Exactly as given, write out all the entries again.

[[ Given records, beginning ]]

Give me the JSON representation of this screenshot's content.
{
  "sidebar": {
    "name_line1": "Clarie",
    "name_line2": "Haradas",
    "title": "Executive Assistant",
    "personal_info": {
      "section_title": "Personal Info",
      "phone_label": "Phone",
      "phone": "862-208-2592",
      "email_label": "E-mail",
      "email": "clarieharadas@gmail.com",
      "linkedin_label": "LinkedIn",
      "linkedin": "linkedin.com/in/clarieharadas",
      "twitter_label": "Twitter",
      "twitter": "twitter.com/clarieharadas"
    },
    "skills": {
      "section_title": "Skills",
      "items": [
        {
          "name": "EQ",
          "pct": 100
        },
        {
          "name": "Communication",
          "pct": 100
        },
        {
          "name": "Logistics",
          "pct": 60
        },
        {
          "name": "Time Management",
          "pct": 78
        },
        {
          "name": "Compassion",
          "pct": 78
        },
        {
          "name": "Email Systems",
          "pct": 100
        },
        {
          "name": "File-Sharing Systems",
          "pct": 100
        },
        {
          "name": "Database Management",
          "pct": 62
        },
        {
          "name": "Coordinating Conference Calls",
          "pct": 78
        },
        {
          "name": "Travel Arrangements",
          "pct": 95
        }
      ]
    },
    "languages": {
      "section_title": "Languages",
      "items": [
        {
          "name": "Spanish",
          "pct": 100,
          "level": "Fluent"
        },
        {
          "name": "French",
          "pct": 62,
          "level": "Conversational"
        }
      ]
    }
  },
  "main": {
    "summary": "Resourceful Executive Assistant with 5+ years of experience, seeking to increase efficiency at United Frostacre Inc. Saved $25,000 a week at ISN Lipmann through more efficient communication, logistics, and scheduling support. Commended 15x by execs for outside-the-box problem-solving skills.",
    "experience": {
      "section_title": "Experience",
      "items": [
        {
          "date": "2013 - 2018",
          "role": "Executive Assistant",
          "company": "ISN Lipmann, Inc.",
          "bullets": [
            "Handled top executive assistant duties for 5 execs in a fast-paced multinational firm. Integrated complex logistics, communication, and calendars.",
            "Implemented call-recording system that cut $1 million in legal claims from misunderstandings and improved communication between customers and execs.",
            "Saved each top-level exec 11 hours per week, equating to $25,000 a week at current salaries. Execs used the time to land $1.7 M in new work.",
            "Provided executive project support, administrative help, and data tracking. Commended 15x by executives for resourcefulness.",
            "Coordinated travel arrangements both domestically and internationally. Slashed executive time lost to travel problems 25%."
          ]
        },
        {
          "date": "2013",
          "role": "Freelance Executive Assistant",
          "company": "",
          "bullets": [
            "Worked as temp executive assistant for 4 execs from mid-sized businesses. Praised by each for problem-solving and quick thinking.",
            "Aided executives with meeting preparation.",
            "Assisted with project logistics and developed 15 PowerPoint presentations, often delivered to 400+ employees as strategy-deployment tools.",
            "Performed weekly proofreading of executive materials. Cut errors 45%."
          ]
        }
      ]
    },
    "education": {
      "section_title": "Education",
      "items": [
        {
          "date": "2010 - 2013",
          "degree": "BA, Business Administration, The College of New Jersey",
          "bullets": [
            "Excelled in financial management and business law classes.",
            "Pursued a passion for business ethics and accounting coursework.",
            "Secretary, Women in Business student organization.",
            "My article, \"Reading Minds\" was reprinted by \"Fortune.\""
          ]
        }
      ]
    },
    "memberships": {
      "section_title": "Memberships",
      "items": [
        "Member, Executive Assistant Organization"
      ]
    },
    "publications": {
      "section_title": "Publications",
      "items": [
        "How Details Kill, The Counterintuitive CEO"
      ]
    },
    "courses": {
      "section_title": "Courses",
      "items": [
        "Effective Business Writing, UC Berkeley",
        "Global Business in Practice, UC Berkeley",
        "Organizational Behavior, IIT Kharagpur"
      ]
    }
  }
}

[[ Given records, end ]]

- Solution
Give me the JSON representation of this screenshot's content.
{
  "sidebar": {
    "name_line1": "Clarie",
    "name_line2": "Haradas",
    "title": "Executive Assistant",
    "personal_info": {
      "section_title": "Personal Info",
      "phone_label": "Phone",
      "phone": "862-208-2592",
      "email_label": "E-mail",
      "email": "clarieharadas@gmail.com",
      "linkedin_label": "LinkedIn",
      "linkedin": "linkedin.com/in/clarieharadas",
      "twitter_label": "Twitter",
      "twitter": "twitter.com/clarieharadas"
    },
    "skills": {
      "section_title": "Skills",
      "items": [
        {
          "name": "EQ",
          "pct": 100
        },
        {
          "name": "Communication",
          "pct": 100
        },
        {
          "name": "Logistics",
          "pct": 60
        },
        {
          "name": "Time Management",
          "pct": 78
        },
        {
          "name": "Compassion",
          "pct": 78
        },
        {
          "name": "Email Systems",
          "pct": 100
        },
        {
          "name": "File-Sharing Systems",
          "pct": 100
        },
        {
          "name": "Database Management",
          "pct": 62
        },
        {
          "name": "Coordinating Conference Calls",
          "pct": 78
        },
        {
          "name": "Travel Arrangements",
          "pct": 95
        }
      ]
    },
    "languages": {
      "section_title": "Languages",
      "items": [
        {
          "name": "Spanish",
          "pct": 100,
          "level": "Fluent"
        },
        {
          "name": "French",
          "pct": 62,
          "level": "Conversational"
        }
      ]
    }
  },
  "main": {
    "summary": "Resourceful Executive Assistant with 5+ years of experience, seeking to increase efficiency at United Frostacre Inc. Saved $25,000 a week at ISN Lipmann through more efficient communication, logistics, and scheduling support. Commended 15x by execs for outside-the-box problem-solving skills.",
    "experience": {
      "section_title": "Experience",
      "items": [
        {
          "date": "2013 - 2018",
          "role": "Executive Assistant",
          "company": "ISN Lipmann, Inc.",
          "bullets": [
            "Handled top executive assistant duties for 5 execs in a fast-paced multinational firm. Integrated complex logistics, communication, and calendars.",
            "Implemented call-recording system that cut $1 million in legal claims from misunderstandings and improved communication between customers and execs.",
            "Saved each top-level exec 11 hours per week, equating to $25,000 a week at current salaries. Execs used the time to land $1.7 M in new work.",
            "Provided executive project support, administrative help, and data tracking. Commended 15x by executives for resourcefulness.",
            "Coordinated travel arrangements both domestically and internationally. Slashed executive time lost to travel problems 25%."
          ]
        },
        {
          "date": "2013",
          "role": "Freelance Executive Assistant",
          "company": "",
          "bullets": [
            "Worked as temp executive assistant for 4 execs from mid-sized businesses. Praised by each for problem-solving and quick thinking.",
            "Aided executives with meeting preparation.",
            "Assisted with project logistics and developed 15 PowerPoint presentations, often delivered to 400+ employees as strategy-deployment tools.",
            "Performed weekly proofreading of executive materials. Cut errors 45%."
          ]
        }
      ]
    },
    "education": {
      "section_title": "Education",
      "items": [
        {
          "date": "2010 - 2013",
          "degree": "BA, Business Administration, The College of New Jersey",
          "bullets": [
            "Excelled in financial management and business law classes.",
            "Pursued a passion for business ethics and accounting coursework.",
            "Secretary, Women in Business student organization.",
            "My article, \"Reading Minds\" was reprinted by \"Fortune.\""
          ]
        }
      ]
    },
    "memberships": {
      "section_title": "Memberships",
      "items": [
        "Member, Executive Assistant Organization"
      ]
    },
    "publications": {
      "section_title": "Publications",
      "items": [
        "How Details Kill, The Counterintuitive CEO"
      ]
    },
    "courses": {
      "section_title": "Courses",
      "items": [
        "Effective Business Writing, UC Berkeley",
        "Global Business in Practice, UC Berkeley",
        "Organizational Behavior, IIT Kharagpur"
      ]
    }
  }
}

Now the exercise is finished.